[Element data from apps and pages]
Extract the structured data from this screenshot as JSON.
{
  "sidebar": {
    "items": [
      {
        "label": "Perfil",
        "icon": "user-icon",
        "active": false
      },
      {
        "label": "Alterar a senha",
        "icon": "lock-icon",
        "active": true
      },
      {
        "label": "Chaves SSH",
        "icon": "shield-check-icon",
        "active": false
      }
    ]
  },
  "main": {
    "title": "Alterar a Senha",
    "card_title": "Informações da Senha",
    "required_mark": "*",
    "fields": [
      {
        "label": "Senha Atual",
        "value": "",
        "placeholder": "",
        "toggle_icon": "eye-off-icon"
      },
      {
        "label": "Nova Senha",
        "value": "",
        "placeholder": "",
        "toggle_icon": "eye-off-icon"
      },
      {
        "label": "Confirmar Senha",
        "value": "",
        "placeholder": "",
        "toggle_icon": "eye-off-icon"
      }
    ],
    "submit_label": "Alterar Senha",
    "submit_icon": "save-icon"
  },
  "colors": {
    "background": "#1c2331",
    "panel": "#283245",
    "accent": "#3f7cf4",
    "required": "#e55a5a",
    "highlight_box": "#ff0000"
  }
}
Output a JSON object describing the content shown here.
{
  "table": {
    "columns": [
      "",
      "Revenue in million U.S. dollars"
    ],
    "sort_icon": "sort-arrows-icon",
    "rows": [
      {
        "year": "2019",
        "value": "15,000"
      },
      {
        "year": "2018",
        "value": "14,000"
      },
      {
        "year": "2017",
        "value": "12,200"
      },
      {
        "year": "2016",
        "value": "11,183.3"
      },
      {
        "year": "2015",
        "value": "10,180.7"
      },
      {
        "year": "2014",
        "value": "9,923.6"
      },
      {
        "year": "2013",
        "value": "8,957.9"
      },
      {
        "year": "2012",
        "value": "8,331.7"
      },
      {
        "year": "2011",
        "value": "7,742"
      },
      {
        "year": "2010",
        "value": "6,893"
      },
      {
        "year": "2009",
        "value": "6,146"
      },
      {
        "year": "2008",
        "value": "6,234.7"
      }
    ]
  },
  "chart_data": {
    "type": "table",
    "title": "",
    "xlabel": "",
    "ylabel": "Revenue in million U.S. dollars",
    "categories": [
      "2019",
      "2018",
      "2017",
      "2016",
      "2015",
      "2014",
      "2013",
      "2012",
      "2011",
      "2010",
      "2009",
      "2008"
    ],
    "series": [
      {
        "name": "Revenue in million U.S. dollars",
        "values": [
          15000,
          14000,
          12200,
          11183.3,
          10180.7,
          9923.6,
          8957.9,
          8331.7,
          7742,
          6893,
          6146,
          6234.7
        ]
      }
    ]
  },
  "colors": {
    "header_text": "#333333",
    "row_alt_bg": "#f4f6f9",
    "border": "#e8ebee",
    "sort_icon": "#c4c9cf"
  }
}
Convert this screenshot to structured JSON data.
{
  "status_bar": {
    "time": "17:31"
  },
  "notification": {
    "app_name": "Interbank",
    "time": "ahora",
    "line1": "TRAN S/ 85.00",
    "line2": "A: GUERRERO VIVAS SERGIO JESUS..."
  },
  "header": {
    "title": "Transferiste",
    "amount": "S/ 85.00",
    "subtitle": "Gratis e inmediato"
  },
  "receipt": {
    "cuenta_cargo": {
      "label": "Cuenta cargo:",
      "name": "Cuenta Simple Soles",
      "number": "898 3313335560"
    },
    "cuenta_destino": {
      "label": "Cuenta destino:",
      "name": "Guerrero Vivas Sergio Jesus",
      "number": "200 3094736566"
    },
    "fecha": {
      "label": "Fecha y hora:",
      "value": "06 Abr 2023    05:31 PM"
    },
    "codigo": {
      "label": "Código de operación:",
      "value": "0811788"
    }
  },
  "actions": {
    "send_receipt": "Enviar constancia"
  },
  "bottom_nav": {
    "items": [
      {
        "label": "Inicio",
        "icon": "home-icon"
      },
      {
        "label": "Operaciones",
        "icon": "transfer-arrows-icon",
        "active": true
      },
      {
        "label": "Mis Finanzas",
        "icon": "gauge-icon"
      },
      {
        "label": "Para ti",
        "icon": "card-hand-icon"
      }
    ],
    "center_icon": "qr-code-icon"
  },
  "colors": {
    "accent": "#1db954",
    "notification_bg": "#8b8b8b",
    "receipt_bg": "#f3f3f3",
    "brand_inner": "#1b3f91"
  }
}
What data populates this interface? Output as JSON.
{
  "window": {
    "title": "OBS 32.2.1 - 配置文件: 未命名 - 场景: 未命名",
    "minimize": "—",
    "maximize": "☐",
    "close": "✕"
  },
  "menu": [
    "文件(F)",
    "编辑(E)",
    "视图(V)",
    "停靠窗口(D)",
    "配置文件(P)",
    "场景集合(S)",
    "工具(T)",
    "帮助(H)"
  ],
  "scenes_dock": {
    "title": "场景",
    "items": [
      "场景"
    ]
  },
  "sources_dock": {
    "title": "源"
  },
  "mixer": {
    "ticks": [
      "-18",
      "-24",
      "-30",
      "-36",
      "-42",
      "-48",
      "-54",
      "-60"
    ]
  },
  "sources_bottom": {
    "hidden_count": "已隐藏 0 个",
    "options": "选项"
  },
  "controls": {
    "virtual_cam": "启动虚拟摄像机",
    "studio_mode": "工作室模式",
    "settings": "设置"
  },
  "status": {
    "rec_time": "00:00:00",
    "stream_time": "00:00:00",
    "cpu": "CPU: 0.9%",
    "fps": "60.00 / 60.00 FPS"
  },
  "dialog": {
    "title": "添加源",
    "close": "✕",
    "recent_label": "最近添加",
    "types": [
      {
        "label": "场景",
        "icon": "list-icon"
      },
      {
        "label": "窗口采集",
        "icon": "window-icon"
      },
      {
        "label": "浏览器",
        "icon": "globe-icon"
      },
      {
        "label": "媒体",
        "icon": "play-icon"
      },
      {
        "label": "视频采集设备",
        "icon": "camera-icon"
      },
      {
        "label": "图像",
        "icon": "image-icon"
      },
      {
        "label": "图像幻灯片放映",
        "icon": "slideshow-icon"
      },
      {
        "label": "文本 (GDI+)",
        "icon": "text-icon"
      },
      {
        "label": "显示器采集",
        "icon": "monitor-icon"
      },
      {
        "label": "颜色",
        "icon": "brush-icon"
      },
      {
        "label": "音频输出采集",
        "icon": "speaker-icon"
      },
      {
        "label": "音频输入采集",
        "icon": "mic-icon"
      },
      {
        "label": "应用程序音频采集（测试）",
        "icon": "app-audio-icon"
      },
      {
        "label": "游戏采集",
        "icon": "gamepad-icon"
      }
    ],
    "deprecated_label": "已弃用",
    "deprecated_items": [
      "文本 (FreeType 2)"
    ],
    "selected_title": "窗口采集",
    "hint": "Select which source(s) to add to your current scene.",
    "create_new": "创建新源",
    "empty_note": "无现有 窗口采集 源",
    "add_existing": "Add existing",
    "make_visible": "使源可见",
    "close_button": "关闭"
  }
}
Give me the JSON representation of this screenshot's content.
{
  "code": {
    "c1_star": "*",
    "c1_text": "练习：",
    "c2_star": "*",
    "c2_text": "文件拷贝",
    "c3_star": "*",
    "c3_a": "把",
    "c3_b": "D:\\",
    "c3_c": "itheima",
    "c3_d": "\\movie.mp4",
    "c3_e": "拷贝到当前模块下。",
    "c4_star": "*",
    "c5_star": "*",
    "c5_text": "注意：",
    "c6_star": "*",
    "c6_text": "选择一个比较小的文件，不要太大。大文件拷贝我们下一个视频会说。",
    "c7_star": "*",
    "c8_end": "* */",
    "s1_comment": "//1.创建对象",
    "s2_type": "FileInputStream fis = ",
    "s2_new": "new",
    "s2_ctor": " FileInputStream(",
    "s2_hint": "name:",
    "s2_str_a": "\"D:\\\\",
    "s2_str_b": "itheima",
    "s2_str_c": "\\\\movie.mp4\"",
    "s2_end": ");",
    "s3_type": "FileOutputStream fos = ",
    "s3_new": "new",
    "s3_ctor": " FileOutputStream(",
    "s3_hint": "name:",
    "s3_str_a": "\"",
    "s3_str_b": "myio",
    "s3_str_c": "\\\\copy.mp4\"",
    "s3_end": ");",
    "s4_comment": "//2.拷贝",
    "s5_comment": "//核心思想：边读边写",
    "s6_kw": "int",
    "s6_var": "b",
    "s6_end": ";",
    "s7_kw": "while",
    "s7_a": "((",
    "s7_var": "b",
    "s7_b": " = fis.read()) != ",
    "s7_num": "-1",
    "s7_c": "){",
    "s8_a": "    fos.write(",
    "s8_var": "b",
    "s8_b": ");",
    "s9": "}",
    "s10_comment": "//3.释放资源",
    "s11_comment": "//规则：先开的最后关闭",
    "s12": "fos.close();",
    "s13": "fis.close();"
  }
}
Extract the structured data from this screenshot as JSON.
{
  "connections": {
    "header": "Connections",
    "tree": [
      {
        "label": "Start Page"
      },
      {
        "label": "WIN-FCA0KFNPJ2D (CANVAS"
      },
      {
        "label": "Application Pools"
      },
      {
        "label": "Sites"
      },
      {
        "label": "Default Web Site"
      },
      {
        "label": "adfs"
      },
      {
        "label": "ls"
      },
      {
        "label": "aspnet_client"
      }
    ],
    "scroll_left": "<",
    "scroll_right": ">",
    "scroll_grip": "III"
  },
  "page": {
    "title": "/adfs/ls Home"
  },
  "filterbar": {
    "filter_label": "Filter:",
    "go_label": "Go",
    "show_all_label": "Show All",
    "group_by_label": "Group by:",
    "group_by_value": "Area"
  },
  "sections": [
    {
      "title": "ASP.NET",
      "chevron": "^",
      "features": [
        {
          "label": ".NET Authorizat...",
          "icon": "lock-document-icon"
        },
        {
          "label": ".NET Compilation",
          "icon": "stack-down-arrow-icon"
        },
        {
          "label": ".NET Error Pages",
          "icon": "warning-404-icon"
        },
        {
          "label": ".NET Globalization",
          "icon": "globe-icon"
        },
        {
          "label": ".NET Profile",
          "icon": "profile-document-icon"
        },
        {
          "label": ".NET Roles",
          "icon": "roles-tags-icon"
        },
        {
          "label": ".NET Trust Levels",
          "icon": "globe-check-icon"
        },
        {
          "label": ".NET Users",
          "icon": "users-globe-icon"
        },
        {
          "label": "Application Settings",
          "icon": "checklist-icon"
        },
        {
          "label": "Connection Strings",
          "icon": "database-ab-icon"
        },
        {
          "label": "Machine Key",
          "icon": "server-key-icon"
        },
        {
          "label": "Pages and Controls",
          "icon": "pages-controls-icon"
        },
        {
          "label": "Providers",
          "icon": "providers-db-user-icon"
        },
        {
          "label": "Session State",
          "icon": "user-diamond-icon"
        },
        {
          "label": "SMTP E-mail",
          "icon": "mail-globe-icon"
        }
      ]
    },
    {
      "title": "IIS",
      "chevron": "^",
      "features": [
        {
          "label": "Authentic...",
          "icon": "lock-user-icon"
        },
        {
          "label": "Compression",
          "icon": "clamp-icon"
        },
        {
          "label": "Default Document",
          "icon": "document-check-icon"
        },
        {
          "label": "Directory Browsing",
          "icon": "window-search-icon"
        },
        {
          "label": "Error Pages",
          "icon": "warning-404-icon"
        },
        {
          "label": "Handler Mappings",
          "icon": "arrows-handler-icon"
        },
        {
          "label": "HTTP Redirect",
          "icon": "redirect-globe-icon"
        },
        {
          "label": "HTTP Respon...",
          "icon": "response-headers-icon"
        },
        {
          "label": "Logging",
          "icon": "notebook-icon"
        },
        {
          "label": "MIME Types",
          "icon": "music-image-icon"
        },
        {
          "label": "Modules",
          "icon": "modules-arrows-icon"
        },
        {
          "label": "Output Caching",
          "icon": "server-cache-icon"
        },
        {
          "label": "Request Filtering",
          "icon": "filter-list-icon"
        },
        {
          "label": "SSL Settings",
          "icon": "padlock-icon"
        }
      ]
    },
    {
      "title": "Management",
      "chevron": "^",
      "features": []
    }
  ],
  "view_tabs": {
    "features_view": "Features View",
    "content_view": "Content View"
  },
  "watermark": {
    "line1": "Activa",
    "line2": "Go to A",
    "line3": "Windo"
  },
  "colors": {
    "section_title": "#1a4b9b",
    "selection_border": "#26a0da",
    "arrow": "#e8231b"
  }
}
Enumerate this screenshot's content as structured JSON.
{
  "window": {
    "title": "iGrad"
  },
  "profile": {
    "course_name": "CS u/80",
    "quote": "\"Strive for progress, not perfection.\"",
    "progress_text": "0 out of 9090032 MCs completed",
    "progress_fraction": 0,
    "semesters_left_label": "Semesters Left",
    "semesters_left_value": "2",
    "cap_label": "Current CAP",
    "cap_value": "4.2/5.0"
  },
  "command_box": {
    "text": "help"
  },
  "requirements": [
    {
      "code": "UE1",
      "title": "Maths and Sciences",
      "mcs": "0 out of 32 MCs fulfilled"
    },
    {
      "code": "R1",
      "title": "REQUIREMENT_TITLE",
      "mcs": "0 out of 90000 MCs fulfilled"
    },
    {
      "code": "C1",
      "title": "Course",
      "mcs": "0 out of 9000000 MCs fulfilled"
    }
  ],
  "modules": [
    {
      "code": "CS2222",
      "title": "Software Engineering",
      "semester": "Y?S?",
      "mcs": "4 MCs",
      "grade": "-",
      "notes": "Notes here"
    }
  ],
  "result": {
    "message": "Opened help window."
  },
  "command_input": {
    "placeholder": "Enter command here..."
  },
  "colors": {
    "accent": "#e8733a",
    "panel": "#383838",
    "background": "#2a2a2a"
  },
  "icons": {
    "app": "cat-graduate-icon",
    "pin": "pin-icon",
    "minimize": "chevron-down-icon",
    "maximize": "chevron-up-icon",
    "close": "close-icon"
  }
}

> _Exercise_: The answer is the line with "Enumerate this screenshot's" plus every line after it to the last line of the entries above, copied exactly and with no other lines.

> _Problem solution_:
Enumerate this screenshot's content as structured JSON.
{
  "window": {
    "title": "iGrad"
  },
  "profile": {
    "course_name": "CS u/80",
    "quote": "\"Strive for progress, not perfection.\"",
    "progress_text": "0 out of 9090032 MCs completed",
    "progress_fraction": 0,
    "semesters_left_label": "Semesters Left",
    "semesters_left_value": "2",
    "cap_label": "Current CAP",
    "cap_value": "4.2/5.0"
  },
  "command_box": {
    "text": "help"
  },
  "requirements": [
    {
      "code": "UE1",
      "title": "Maths and Sciences",
      "mcs": "0 out of 32 MCs fulfilled"
    },
    {
      "code": "R1",
      "title": "REQUIREMENT_TITLE",
      "mcs": "0 out of 90000 MCs fulfilled"
    },
    {
      "code": "C1",
      "title": "Course",
      "mcs": "0 out of 9000000 MCs fulfilled"
    }
  ],
  "modules": [
    {
      "code": "CS2222",
      "title": "Software Engineering",
      "semester": "Y?S?",
      "mcs": "4 MCs",
      "grade": "-",
      "notes": "Notes here"
    }
  ],
  "result": {
    "message": "Opened help window."
  },
  "command_input": {
    "placeholder": "Enter command here..."
  },
  "colors": {
    "accent": "#e8733a",
    "panel": "#383838",
    "background": "#2a2a2a"
  },
  "icons": {
    "app": "cat-graduate-icon",
    "pin": "pin-icon",
    "minimize": "chevron-down-icon",
    "maximize": "chevron-up-icon",
    "close": "close-icon"
  }
}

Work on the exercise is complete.